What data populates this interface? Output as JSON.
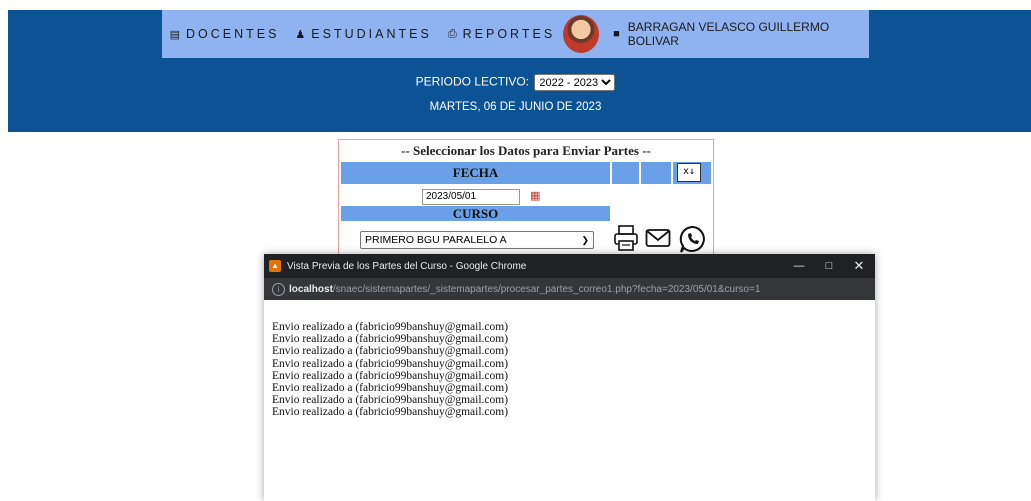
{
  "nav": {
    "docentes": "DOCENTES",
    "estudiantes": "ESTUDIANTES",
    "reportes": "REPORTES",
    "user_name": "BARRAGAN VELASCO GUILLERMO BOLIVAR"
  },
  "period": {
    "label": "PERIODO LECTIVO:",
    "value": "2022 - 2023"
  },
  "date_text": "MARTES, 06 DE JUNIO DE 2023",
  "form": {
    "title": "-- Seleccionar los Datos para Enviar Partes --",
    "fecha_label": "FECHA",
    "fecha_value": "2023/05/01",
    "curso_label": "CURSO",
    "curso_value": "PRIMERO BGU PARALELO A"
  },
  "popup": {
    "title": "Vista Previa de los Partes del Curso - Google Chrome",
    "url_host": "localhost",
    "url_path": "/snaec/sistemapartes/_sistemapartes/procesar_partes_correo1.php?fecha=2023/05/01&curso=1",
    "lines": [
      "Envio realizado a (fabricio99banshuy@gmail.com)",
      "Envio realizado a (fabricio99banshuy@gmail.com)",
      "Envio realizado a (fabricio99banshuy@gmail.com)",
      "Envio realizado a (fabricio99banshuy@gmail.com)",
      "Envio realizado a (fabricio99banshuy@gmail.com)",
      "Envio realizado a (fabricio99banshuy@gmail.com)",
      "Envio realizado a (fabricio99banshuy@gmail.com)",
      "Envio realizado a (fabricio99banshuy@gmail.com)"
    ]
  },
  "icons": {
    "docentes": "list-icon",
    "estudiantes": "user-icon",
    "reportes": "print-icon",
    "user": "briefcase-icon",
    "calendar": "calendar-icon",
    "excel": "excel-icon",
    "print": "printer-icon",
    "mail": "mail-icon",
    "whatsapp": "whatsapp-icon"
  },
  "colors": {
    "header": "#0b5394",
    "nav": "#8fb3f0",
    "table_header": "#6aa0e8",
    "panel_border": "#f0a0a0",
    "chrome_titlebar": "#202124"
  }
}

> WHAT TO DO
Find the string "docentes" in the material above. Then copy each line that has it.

> REPLY
    "docentes": "DOCENTES",
    "docentes": "list-icon",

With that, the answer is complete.